Subjected to the role of spectator next summer while so many of our closest neighbours participate, Scotland captain Scott Brown’s disconsolate demeanour may have reflected the mood of the country but as he picked over the bones of Thursday night’s costly draw with Poland, he was steadfast in his assertion that the national team had improved under manager Gordon Strachan and expressed a desire to see the head coach continue in that role and maintain the advancement, hopefully all the way to the World Cup in Russia in 2018.
“Definitely,” Brown said when asked if he wanted Strachan to stay. “I think he loves his job and loves being about the lads and the lads have showed great attitude in turning up to play through injuries, playing for him and training for him and doing everything he’s asked and hopefully he stays for us.”
In the end Scotland failed in the primary job asked of them. The 2-2 draw with Poland combined with Republic of Ireland’s win over Germany meant Strachan’s side were unable to end the nation’s near 18-year exile from major tournaments. With Scotland unable to secure even a play-off berth, Brown was asked to ponder if the campaign really could be counted as progress.

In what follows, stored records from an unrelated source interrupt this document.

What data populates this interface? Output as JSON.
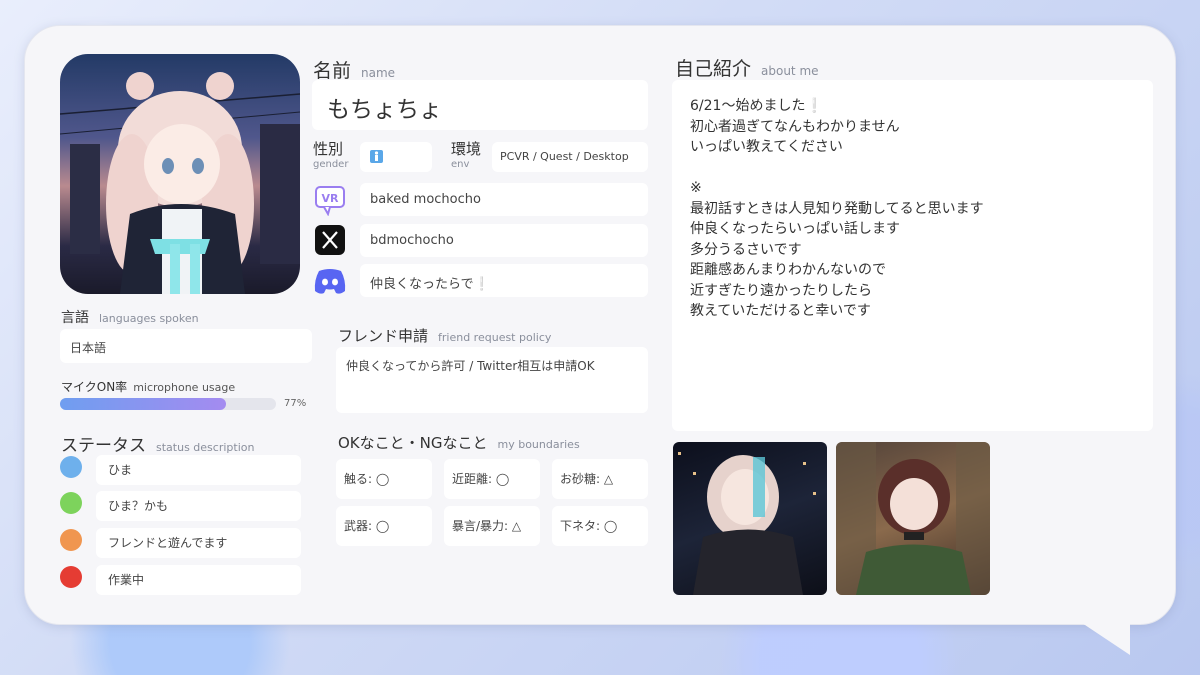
{
  "profile": {
    "name_label": "名前",
    "name_sub": "name",
    "name": "もちょちょ",
    "gender_label": "性別",
    "gender_sub": "gender",
    "env_label": "環境",
    "env_sub": "env",
    "env_value": "PCVR / Quest / Desktop",
    "vrchat_name": "baked mochocho",
    "x_handle": "bdmochocho",
    "discord_text": "仲良くなったらで",
    "discord_mark": "❕"
  },
  "language": {
    "label": "言語",
    "sub": "languages spoken",
    "value": "日本語"
  },
  "mic": {
    "label": "マイクON率",
    "sub": "microphone usage",
    "percent_text": "77%",
    "percent": 77
  },
  "status": {
    "label": "ステータス",
    "sub": "status description",
    "items": [
      {
        "label": "ひま",
        "color": "#6eb0ec"
      },
      {
        "label": "ひま？かも",
        "color": "#7dd35c"
      },
      {
        "label": "フレンドと遊んでます",
        "color": "#f09650"
      },
      {
        "label": "作業中",
        "color": "#e53c33"
      }
    ]
  },
  "friend": {
    "label": "フレンド申請",
    "sub": "friend request policy",
    "value": "仲良くなってから許可 / Twitter相互は申請OK"
  },
  "boundaries": {
    "label": "OKなこと・NGなこと",
    "sub": "my boundaries",
    "items": [
      "触る: ◯",
      "近距離: ◯",
      "お砂糖: △",
      "武器: ◯",
      "暴言/暴力: △",
      "下ネタ: ◯"
    ]
  },
  "about": {
    "label": "自己紹介",
    "sub": "about me",
    "lines": [
      "6/21〜始めました❕",
      "初心者過ぎてなんもわかりません",
      "いっぱい教えてください",
      "",
      "※",
      "最初話すときは人見知り発動してると思います",
      "仲良くなったらいっぱい話します",
      "多分うるさいです",
      "距離感あんまりわかんないので",
      "近すぎたり遠かったりしたら",
      "教えていただけると幸いです"
    ]
  },
  "colors": {
    "accent_bar_start": "#6f9ef0",
    "accent_bar_end": "#a48bf0",
    "card_bg": "#f6f6f9"
  },
  "icons": [
    "vrchat-icon",
    "x-icon",
    "discord-icon",
    "gender-icon"
  ]
}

“Definitely. If you watch the way we play football, it’s the way everyone wants to play. People are coming to Hampden a little bit scared. We are trying to play football the way it should be played, getting the ball down and with a little bit of dig as well. We have some great quality players and the two strikes the lads have scored [against Poland] have been incredible. It’s hard, especially with the result for Ireland as well. Nobody would have thought that at all. With the performance levels that we produced and the goals we scored and how it ended with yet another lucky goal that a team scored against us… it’s extremely hard to take.”
A member of the generation who will find it hard to recall memories of a Scotland team on the biggest stage, Brown is a veteran of past attempts to rectify that. There have been some glorious failures, some moments of inglorious dismay, but this missed opportunity cut deepest, according to the captain.

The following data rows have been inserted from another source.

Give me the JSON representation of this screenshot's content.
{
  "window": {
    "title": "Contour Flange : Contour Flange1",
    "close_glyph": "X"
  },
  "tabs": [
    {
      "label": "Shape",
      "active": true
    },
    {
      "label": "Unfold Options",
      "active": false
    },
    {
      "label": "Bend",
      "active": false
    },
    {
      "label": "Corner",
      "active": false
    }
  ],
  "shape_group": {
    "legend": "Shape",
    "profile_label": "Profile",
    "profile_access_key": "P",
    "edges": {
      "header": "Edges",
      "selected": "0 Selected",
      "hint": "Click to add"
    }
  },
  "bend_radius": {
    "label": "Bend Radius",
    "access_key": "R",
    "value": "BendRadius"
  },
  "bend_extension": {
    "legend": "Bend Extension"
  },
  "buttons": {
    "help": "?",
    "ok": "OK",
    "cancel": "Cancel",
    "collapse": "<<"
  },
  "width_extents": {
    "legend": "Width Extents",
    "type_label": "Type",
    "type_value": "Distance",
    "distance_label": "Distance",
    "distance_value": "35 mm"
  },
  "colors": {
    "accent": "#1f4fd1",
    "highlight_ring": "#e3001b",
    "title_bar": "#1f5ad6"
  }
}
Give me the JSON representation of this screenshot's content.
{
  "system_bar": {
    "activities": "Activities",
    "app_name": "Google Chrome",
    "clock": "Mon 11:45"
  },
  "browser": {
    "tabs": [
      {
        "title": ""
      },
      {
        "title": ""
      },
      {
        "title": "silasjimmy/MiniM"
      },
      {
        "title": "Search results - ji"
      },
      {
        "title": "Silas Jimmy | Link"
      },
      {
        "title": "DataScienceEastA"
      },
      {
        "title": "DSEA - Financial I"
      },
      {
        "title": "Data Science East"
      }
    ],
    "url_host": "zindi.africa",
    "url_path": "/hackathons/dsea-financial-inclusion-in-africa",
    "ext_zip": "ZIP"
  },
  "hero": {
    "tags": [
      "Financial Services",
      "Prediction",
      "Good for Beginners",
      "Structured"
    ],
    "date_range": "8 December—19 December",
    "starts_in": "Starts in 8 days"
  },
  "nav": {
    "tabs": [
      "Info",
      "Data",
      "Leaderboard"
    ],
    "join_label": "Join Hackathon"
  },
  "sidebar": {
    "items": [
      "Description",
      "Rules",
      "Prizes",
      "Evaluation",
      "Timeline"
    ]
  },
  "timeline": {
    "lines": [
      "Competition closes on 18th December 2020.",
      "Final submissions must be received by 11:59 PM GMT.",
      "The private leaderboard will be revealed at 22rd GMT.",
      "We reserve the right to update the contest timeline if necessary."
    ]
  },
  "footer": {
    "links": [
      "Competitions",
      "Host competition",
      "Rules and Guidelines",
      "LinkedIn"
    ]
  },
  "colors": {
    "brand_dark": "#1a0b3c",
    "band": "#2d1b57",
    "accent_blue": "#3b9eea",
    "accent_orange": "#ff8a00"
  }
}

“Yeah, especially for me. You set your whole campaign up to try to get to France, we are not going there and we still have a game to play.”

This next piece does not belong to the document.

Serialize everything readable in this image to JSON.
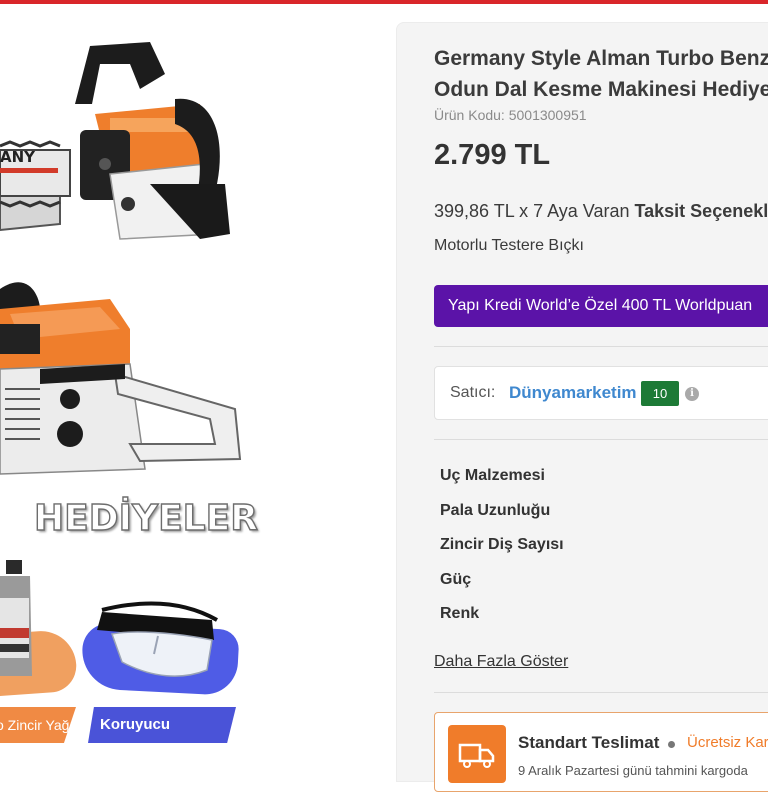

That game against Gibraltar tonight will now feel like nothing jollier than a funeral procession, the trip itself a wake, with tales of better times being told and drink downed to numb the pain. For a nation with many hard luck stories in recent times, the manner of this exit will see it feature high with future raconteurs.
The inability to beat Georgia has been blamed but, while it was a key contributor, missing out has been about more than that, says Brown. “Yeah I think so, Ireland away as well. We created a few chances here and there and were just unlucky not to get the ball in the back of the net and get a result over there as well [the match finished 1-1].
“I think we have been very unlucky against the world champions as well. We gave them a great game in both and were unlucky away and at home to them and yet again the inside of that post has done us.”
He said that ill fortune was prevalent on Thursday night as well. “The first [goal] is offside. The second one has hit someone’s hand, bobbled in and missed everybody. What are the chances of that and, yet again, the inside of that post? An inch either way and it’s either out for a goal kick or it’s coming back out and somebody is clearing it. We didn’t get the rub of the green yet again.”
In the final analysis Scotland’s best efforts were not good enough for the team to graduate to an expanded 24-team finals, and the prospects for the World Cup qualifiers are not great. Drawn alongside England, Slovenia, Slovakia, Lithuania and Malta, the demands are higher, the margin for error is smaller but while the odds are stacked against Scotland, Brown says the most recent campaign will reap one reward – he believes more teams will arrive at Hampden harbouring fear than may have been the case in the recent past.
And he wants to help Scotland capitalise on that, despite the disappointment and the demands. “It’s hard on everyone’s body, there’s a lot of games and not a lot of holidays for us. We’ll see where that goes when it comes around. We’d need to win every game possible. We have some great teams in that group. Everyone knows how good England are but I think when teams come to Hampden they will be a little bit scared as well.”